Directions
Report each line of the records where "icon" occurs.

Provided data
+++
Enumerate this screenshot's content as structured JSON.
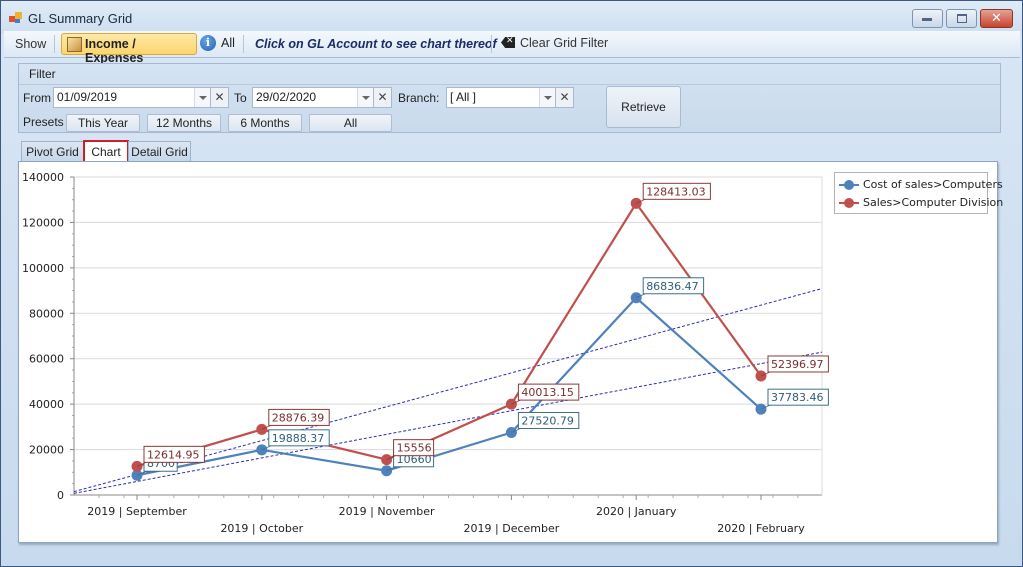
{
  "window": {
    "title": "GL Summary Grid",
    "controls": [
      "minimize-icon",
      "maximize-icon",
      "close-icon"
    ]
  },
  "toolbar": {
    "show_label": "Show",
    "income_expenses_label": "Income / Expenses",
    "all_label": "All",
    "hint": "Click on GL Account to see chart thereof",
    "clear_filter_label": "Clear Grid Filter",
    "income_expenses_active": true
  },
  "filter": {
    "title": "Filter",
    "from_label": "From",
    "from_value": "01/09/2019",
    "to_label": "To",
    "to_value": "29/02/2020",
    "branch_label": "Branch:",
    "branch_value": "[ All ]",
    "presets_label": "Presets",
    "presets": [
      "This Year",
      "12 Months",
      "6 Months",
      "All"
    ],
    "retrieve_label": "Retrieve"
  },
  "tabs": [
    {
      "label": "Pivot Grid",
      "active": false
    },
    {
      "label": "Chart",
      "active": true
    },
    {
      "label": "Detail Grid",
      "active": false
    }
  ],
  "colors": {
    "series_cost": "#4f81bd",
    "series_sales": "#c0504d",
    "trendline": "#2b2bb8",
    "active_tab_border": "#d01c24"
  },
  "chart_data": {
    "type": "line",
    "title": "",
    "xlabel": "",
    "ylabel": "",
    "categories": [
      "2019 | September",
      "2019 | October",
      "2019 | November",
      "2019 | December",
      "2020 | January",
      "2020 | February"
    ],
    "series": [
      {
        "name": "Cost of sales>Computers",
        "color": "#4f81bd",
        "values": [
          8700,
          19888.37,
          10660,
          27520.79,
          86836.47,
          37783.46
        ],
        "labels": [
          "8700",
          "19888.37",
          "10660",
          "27520.79",
          "86836.47",
          "37783.46"
        ]
      },
      {
        "name": "Sales>Computer Division",
        "color": "#c0504d",
        "values": [
          12614.95,
          28876.39,
          15556,
          40013.15,
          128413.03,
          52396.97
        ],
        "labels": [
          "12614.95",
          "28876.39",
          "15556",
          "40013.15",
          "128413.03",
          "52396.97"
        ]
      }
    ],
    "trendlines": [
      {
        "series": "Cost of sales>Computers",
        "type": "linear",
        "dashed": true
      },
      {
        "series": "Sales>Computer Division",
        "type": "linear",
        "dashed": true
      }
    ],
    "ylim": [
      0,
      140000
    ],
    "yticks": [
      0,
      20000,
      40000,
      60000,
      80000,
      100000,
      120000,
      140000
    ],
    "grid": true,
    "legend": "top-right"
  }
}
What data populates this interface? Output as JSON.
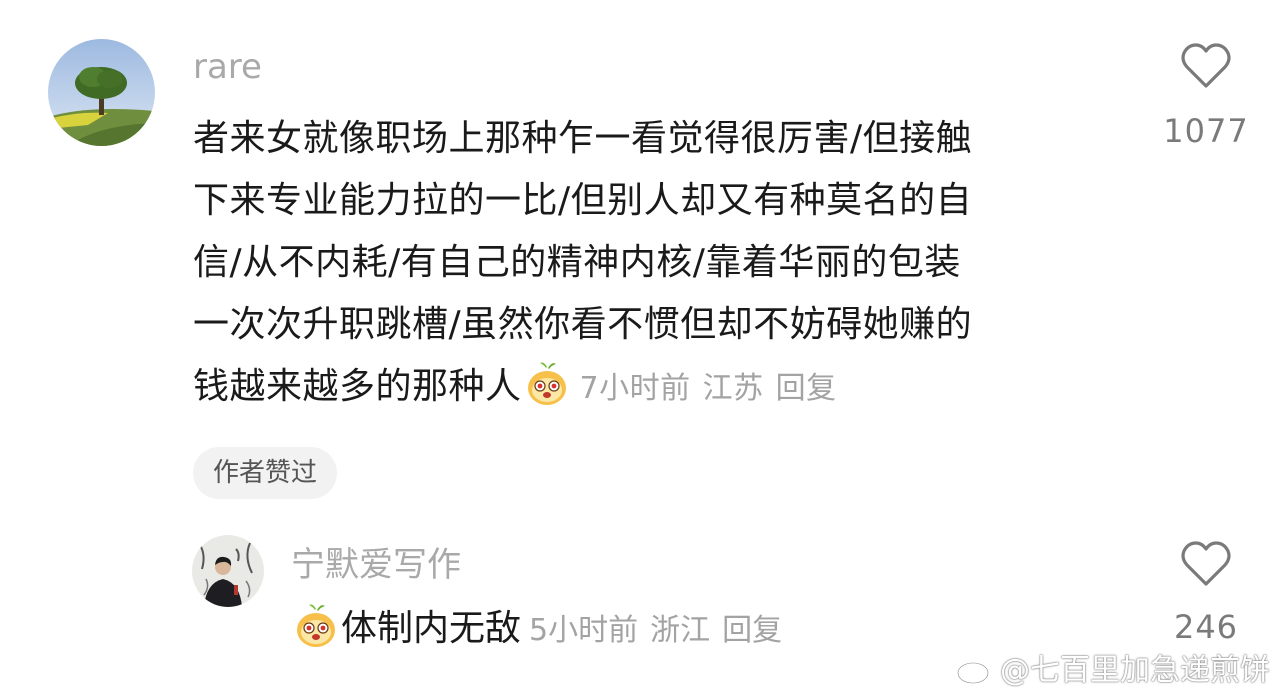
{
  "main_comment": {
    "username": "rare",
    "lines": [
      "者来女就像职场上那种乍一看觉得很厉害/但接触",
      "下来专业能力拉的一比/但别人却又有种莫名的自",
      "信/从不内耗/有自己的精神内核/靠着华丽的包装",
      "一次次升职跳槽/虽然你看不惯但却不妨碍她赚的",
      "钱越来越多的那种人"
    ],
    "emoji": "smiling-face-emoji",
    "time": "7小时前",
    "location": "江苏",
    "reply_label": "回复",
    "author_liked": "作者赞过",
    "like_count": "1077"
  },
  "reply_comment": {
    "username": "宁默爱写作",
    "emoji": "smiling-face-emoji",
    "text": "体制内无敌",
    "time": "5小时前",
    "location": "浙江",
    "reply_label": "回复",
    "like_count": "246"
  },
  "watermark": {
    "text": "@七百里加急递煎饼",
    "icon": "weibo-icon"
  },
  "colors": {
    "text": "#1a1a1a",
    "meta": "#a3a3a3",
    "username": "#a9a9a9",
    "tag_bg": "#f2f2f2"
  }
}
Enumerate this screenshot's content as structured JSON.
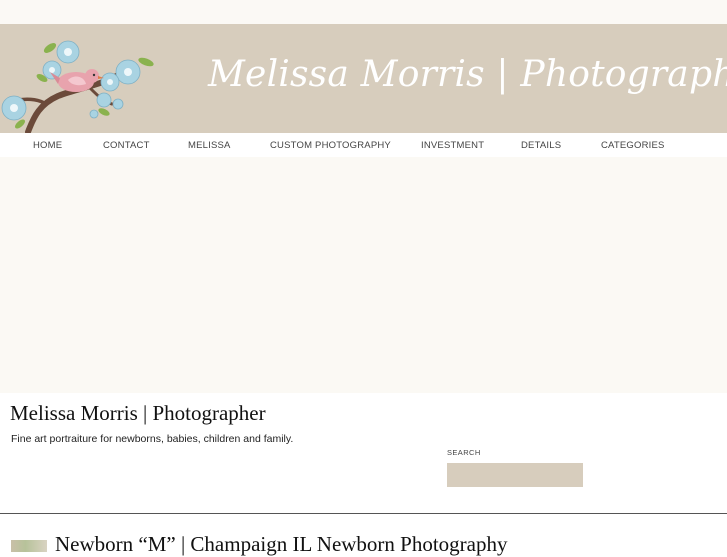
{
  "header": {
    "banner_title": "Melissa Morris | Photographer"
  },
  "nav": {
    "items": [
      {
        "label": "HOME"
      },
      {
        "label": "CONTACT"
      },
      {
        "label": "MELISSA"
      },
      {
        "label": "CUSTOM PHOTOGRAPHY"
      },
      {
        "label": "INVESTMENT"
      },
      {
        "label": "DETAILS"
      },
      {
        "label": "CATEGORIES"
      }
    ]
  },
  "site": {
    "title": "Melissa Morris | Photographer",
    "tagline": "Fine art portraiture for newborns, babies, children and family."
  },
  "search": {
    "label": "SEARCH",
    "value": ""
  },
  "post": {
    "title": "Newborn “M” | Champaign IL Newborn Photography"
  },
  "colors": {
    "banner_bg": "#d7cdbd",
    "hero_bg": "#fbf9f4",
    "bird_pink": "#e8a3ad",
    "flower_blue": "#a9d3e2",
    "branch_brown": "#6b4a3a",
    "leaf_green": "#8ab24e"
  }
}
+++
Completed exercise
      "minimize-icon",
      "maximize-icon",
      "close-icon"
    "icon": "weibo-icon"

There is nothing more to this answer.